- You can deduct your contributions to charitable (non-profit) organizations only if you itemize your deductions.
- You can’t deduct the value of your time or services spent on charitable work, but you can deduct mileage or vehicle expenses if you use your car for charitable purposes.
- Your deduction for charitable contributions generally is limited to 50% of your adjusted gross income.
You can deduct your contributions to charitable (non-profit) organizations only if you itemize your deductions on Schedule A (Form 1040). Not every non-profit organization is a tax-qualified charitable organization. Be sure to ask the organization whether your contribution is tax-deductible or check with the IRS.
If you do itemize and give to a qualified charity, you can deduct cash donations and donations of property, but you can’t deduct the value of donated time and services.
If you contribute to a charity and receive something in return, such as dinner, then your charitable deduction is the amount you paid or the value of the property you donated minus the value of the goods or services received. But you don’t have to reduce your deduction if you get a small item or other benefit of token value that the charity deems unsubstantial. In that case, you can deduct the entire amount you contributed.
1. Money Contributions.
Money contributions include amounts you donate to a charity in the form of cash, check, credit card or payroll deduction.
Note: For any contribution of $250 or more, you must obtain and keep in your records a contemporaneous written acknowledgment from the qualified organization indicating the amount of the cash and a description of any property contributed. The acknowledgment must say whether the organization provided any goods or services in exchange for the gift and, if so, must provide a description and a good faith estimate of the value of those goods or services. You must have this written acknowledgment from the charity for all charitable cash donations to claim a deduction on your tax return.
Out-of-pocket and car expenses you incur while donating your services are included in this category. For example, if you’re a graphic designer who spent time on a church newsletter, you can’t deduct your professional hourly fee. But you can deduct either 14 cents per mile for the use of your car for charitable purposes or you can deduct your actual expenses, such as gasoline. If you donate any supplies or food during your volunteer work, you can deduct those costs too.
2. Property Donations.
When you donate property to a charity, you generally can deduct the fair market value of the property. But you must reduce the value of the donated property (including a vehicle) by the amount of income that would be ordinary income or short-term capital gain if you sold the property for its fair market value. Capital gain property is the term used to describe donated property the sale of which would result in long-term capital gain if sold.
You can deduct the purchase price of new items, but the deductible amount for used goods, such as clothing, household goods, furniture and other non-cash items is based on the item’s fair market value. When figuring the fair market value of used goods, check prices in stores that sell used goods, such as thrift stores.

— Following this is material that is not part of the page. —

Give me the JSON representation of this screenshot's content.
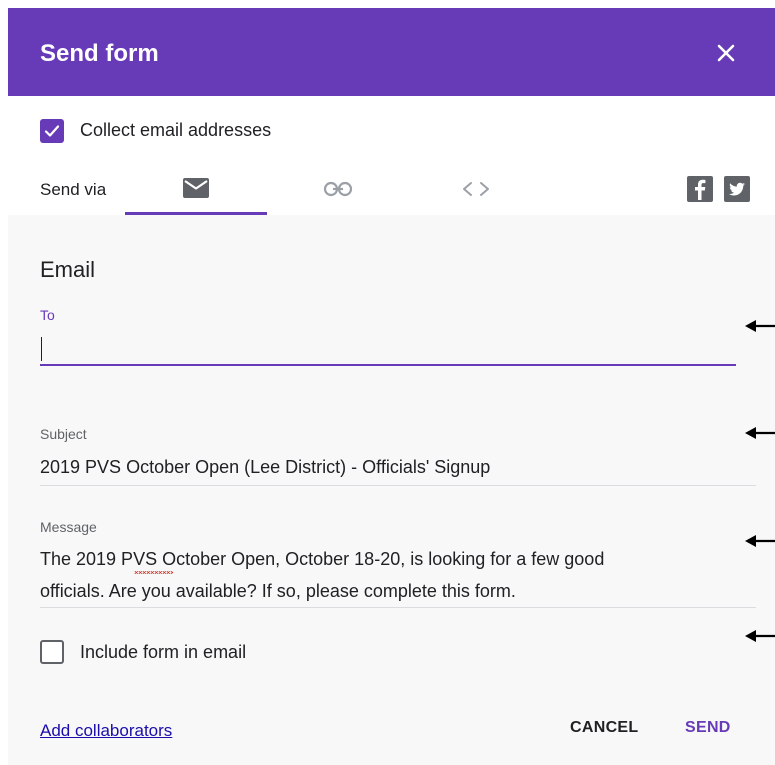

You can’t claim a deduction for household items, such as furniture or clothing unless the items are in good condition or better. The Salvation Army has a Donation Value Guide that you may find helpful … click here for the guide!
If you donate noncash items with a total value of more than $500, you must file Form 8283 with your return. You may need a qualified appraisal if you donate an item or a group of items with a value of more than $5,000.

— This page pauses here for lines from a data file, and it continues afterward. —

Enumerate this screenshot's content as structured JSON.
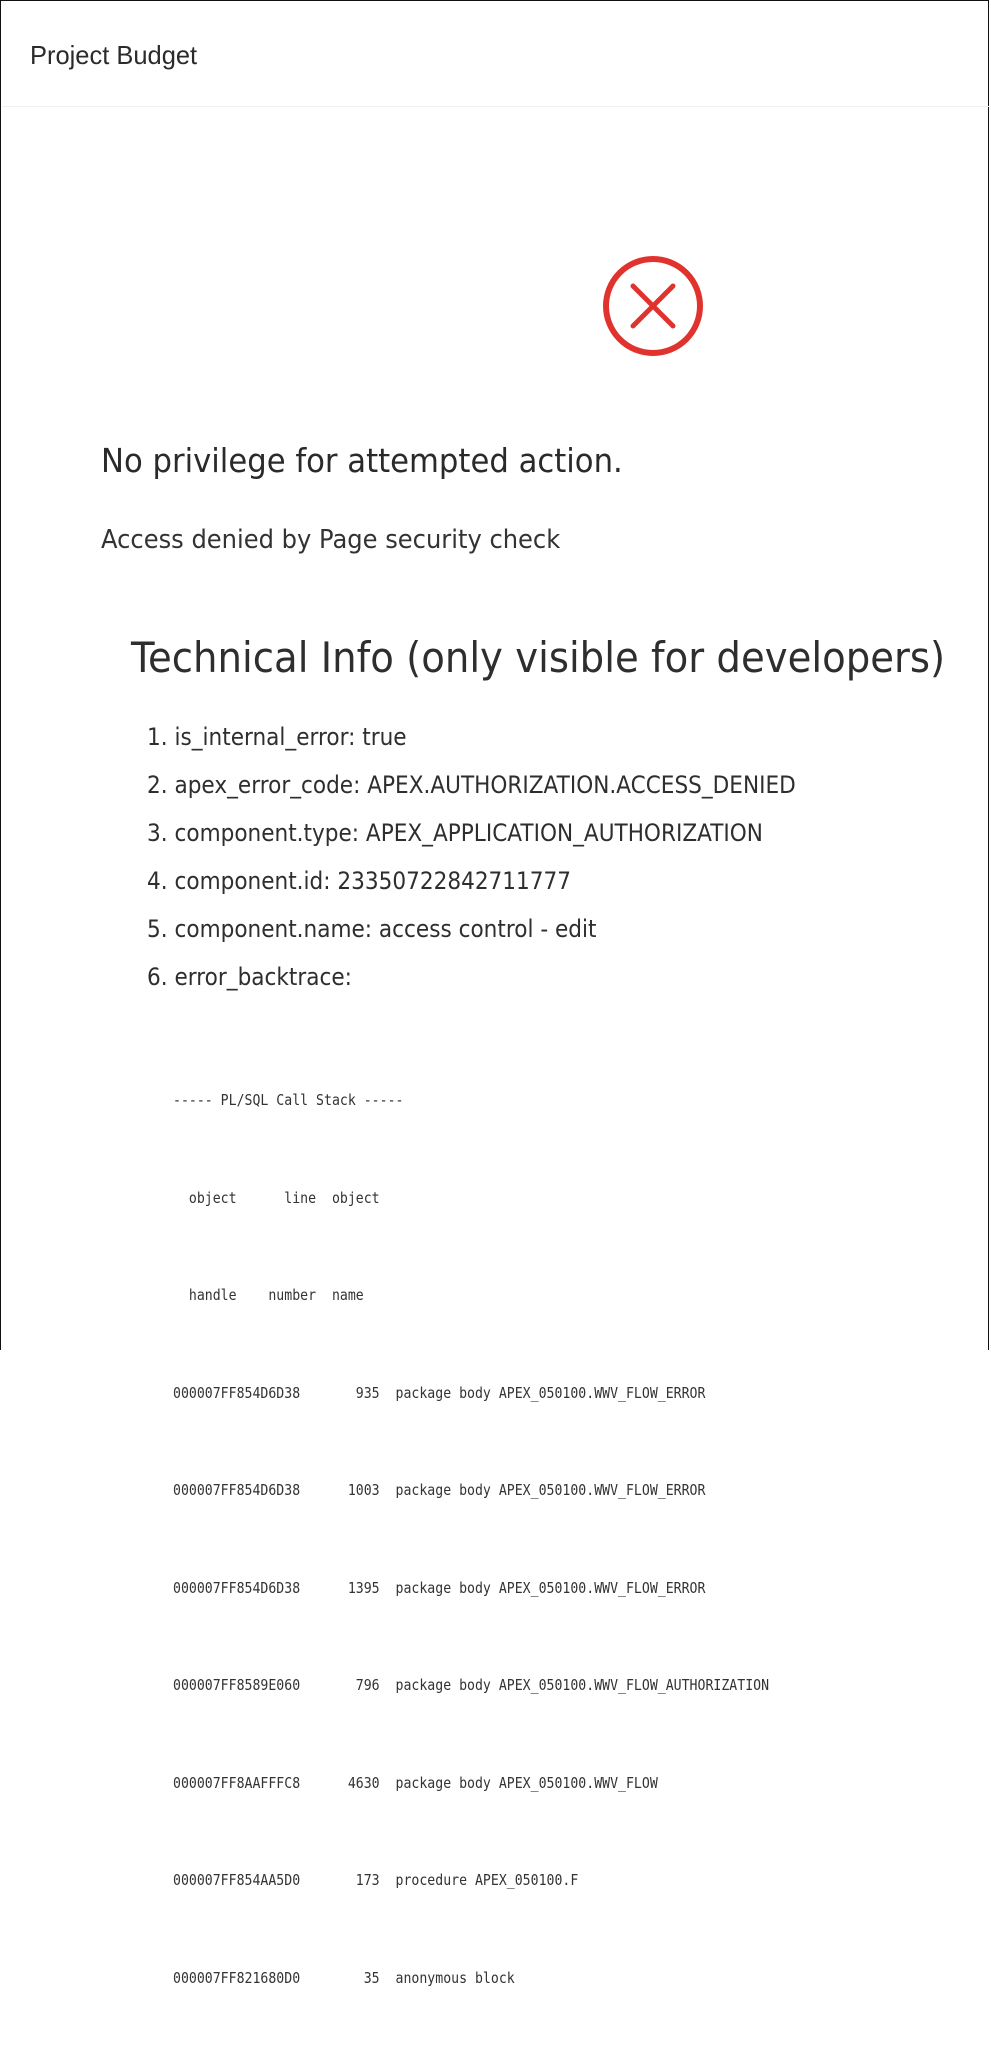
{
  "header": {
    "title": "Project Budget"
  },
  "error": {
    "icon": "error-circle-x-icon",
    "icon_color": "#e1332e",
    "message": "No privilege for attempted action.",
    "detail": "Access denied by Page security check"
  },
  "technical_info": {
    "title": "Technical Info (only visible for developers)",
    "items": [
      {
        "text": "1. is_internal_error: true"
      },
      {
        "text": "2. apex_error_code: APEX.AUTHORIZATION.ACCESS_DENIED"
      },
      {
        "text": "3. component.type: APEX_APPLICATION_AUTHORIZATION"
      },
      {
        "text": "4. component.id: 23350722842711777"
      },
      {
        "text": "5. component.name: access control - edit"
      },
      {
        "text": "6. error_backtrace:"
      }
    ],
    "backtrace": {
      "header_line": "----- PL/SQL Call Stack -----",
      "col_header_1": "  object      line  object",
      "col_header_2": "  handle    number  name",
      "rows": [
        {
          "text": "000007FF854D6D38       935  package body APEX_050100.WWV_FLOW_ERROR"
        },
        {
          "text": "000007FF854D6D38      1003  package body APEX_050100.WWV_FLOW_ERROR"
        },
        {
          "text": "000007FF854D6D38      1395  package body APEX_050100.WWV_FLOW_ERROR"
        },
        {
          "text": "000007FF8589E060       796  package body APEX_050100.WWV_FLOW_AUTHORIZATION"
        },
        {
          "text": "000007FF8AAFFFC8      4630  package body APEX_050100.WWV_FLOW"
        },
        {
          "text": "000007FF854AA5D0       173  procedure APEX_050100.F"
        },
        {
          "text": "000007FF821680D0        35  anonymous block"
        }
      ]
    }
  }
}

If you donate a car, boat or plane with a claimed value of more than $500 to a charity, you can deduct the smaller of the fair market value of the vehicle or the gross proceeds of sale received by the charity from the sale of the item. However, you can generally deduct its fair market value if the organization:

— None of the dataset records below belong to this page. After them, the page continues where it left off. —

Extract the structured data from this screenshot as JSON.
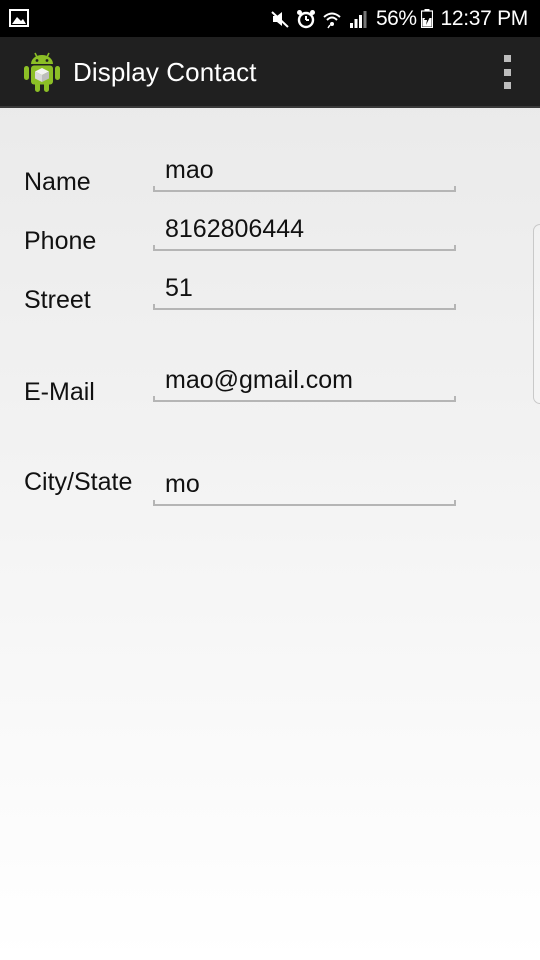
{
  "status_bar": {
    "battery_percent": "56%",
    "time": "12:37 PM",
    "icons": [
      "gallery-icon",
      "mute-icon",
      "alarm-icon",
      "wifi-icon",
      "signal-icon",
      "battery-icon"
    ]
  },
  "action_bar": {
    "title": "Display Contact",
    "logo_icon": "android-logo-icon",
    "menu_icon": "overflow-menu-icon"
  },
  "form": {
    "fields": [
      {
        "label": "Name",
        "value": "mao"
      },
      {
        "label": "Phone",
        "value": "8162806444"
      },
      {
        "label": "Street",
        "value": "51"
      },
      {
        "label": "E-Mail",
        "value": "mao@gmail.com"
      },
      {
        "label": "City/State",
        "value": "mo"
      }
    ]
  },
  "colors": {
    "status_bar_bg": "#000000",
    "action_bar_bg": "#202020",
    "underline": "#b5b5b5",
    "android_green": "#8cbf26"
  }
}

- Makes significant use of the vehicle.
- Materially improves the vehicle.
- Transfers the vehicle to a needy individual whose receipt of the vehicle is directly related to the charitable purpose of the organization.
The charity will provide you with a copy of Form 1098-C, that shows information relating to your donation of the vehicle. You must attach a copy of Form 1098-C to your tax return.
It is a fairly common question – should I donate my car or try and sell it. There is dollar value to the time and effort savings of not trying to sell your car. If you just want to be rid of the headache, call your favorite charity and they will probably come get it. However, if you really want to maximize the cash in your pocket, you should try and sell it first. If you have an airport car in NY and you transfer to LAX, put a note on the bulletin board – if the donated value is $1500 and you are in the 25% tax bracket – the cash in your pocket is only $375. You could probably get $500 in cash out of it!
3. Donations of Time and Services.
You can’t deduct the value of your time or services spent on charitable work as a charity donation, but you can deduct your out-of-pocket costs as explained under “Cash Donations” above.
4. Limits on the Deduction.
The deduction for charitable contributions generally is limited to 50% of your adjusted gross income (AGI). The deduction for an appreciated property is limited to 30% of your AGI if you choose to deduct the fair market value of the property or 50% if you choose to deduct the basis of the property. The 30% limit also applies to donations of property to certain organizations, such as veterans’ organizations, fraternal societies, nonprofit cemeteries, and certain private no operating foundations, and to donations of property for the use of an organization. A 20% limit applies to gifts of capital gain property to or for the use of an organization subject to the 30% limit. Contributions in excess of the limit can be carried forward for up to 5 years. Applying the limits properly can be complicated.
See IRS Publication 526
See IRS Publication 1771